Chapter 40B requires at least eight units per acre and 40R, which is mixed use, requires at least 12 units per acre, DeFrias noted.
“The minimum size they want for this area is 50 acres,” he said. “Taking a half-mile radius from the train station, that would encompass a land mass of about 500 acres. They’re looking at about one-tenth of that to be dedicated to the multi-family zone.”
The districts should lead to development of multi-family housing projects that are “consistent with a community’s long-term planning goals.”
There are 267 pieced of property within the half-mile radius of the Hanson MBTA station, according to DeFrias. Not all are developable. While there are some large properties in the area, they are under private ownership.
“As of right” means that construction and occupancy of multi-family housing is allowed in that district without the need for any discretionary permits or approval. But it does allow for a site plan and approval process, permitting regulation of issues such as motor vehicle assess and circulation on a site, architectural design of a building and screening of adjacent properties DeFrias said. But site plan review can’t be used to deny a project allowed as of right or to impose conditions that render it unfeasible or impractical as of right.
“The town will have some control … similar to a site plan similar to a commercial site,” he said. “The town will have to decide which board will control that site plan review process.”
A heavily regulated overlay plan will be allowed for consideration.
“What will probably decide the size and number of bedrooms in Hanson, is this is a non-sewer town,” he said. “The Wetlands Act can be a restriction.”
To determine compliance the state would consider factors such as general district information, location of districts, reasonable size metrics, district gross density, whether housing is suitable for families and attestation, according to DeFrias.
Determinations of compliance carry 10-year terms with applications for renewal due six months before.
“It’s not forever,” DeFrias said.
Selectmen Chairman Matt Dyer asked if there was any way the town could designate affordable housing units toward the program to “kill two birds with one stone?”
“My understanding, through attending the webinars is a ‘definite maybe,’ with an underlying ‘yes,’” DeFrias said. He said he has also been examining the prospects of such a blending through 40R, which is similar to this program in some of its requirements.
Selectmen Laura FitzGerald-Kemmett asked about the advantages of using 40R in that manner in light of the requirement that multi-family units include families with children for a community already struggling to raise revenue to deal with costs such as school budgets.
DeFrias said 40R allows for communities to get some cash from the state for creating affordable housing in certain instances.

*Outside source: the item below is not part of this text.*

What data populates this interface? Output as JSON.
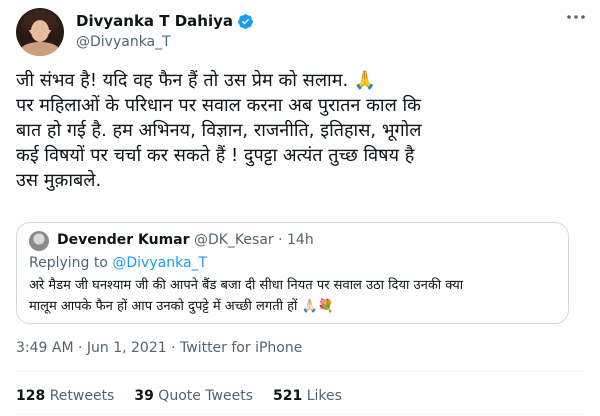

“If the taxes that are incurred can not pay for the child, then there is what’s known as 40S — which a town can tap into to get the difference in taxes,” he said. “Because the taxes usually tend to work out, not many towns apply for that. … The two sort of go hand-in-hand.”
There is also the issue of the environmental limitations that restrict the number of septic systems allowed in the area.
Dyer also advocated for the use of trees in any developments resulting from the law in order to maintain the character of the town. DeFrias said that could be addressed through the architectural design controls included in the law.
“The state is not telling the town, ‘You have to construct this many units,’” DeFrias said. “It’s, ‘You have to create a zone to allow for the construction of that many units.’ They seem to understand it’s not a one-size-fits-all.”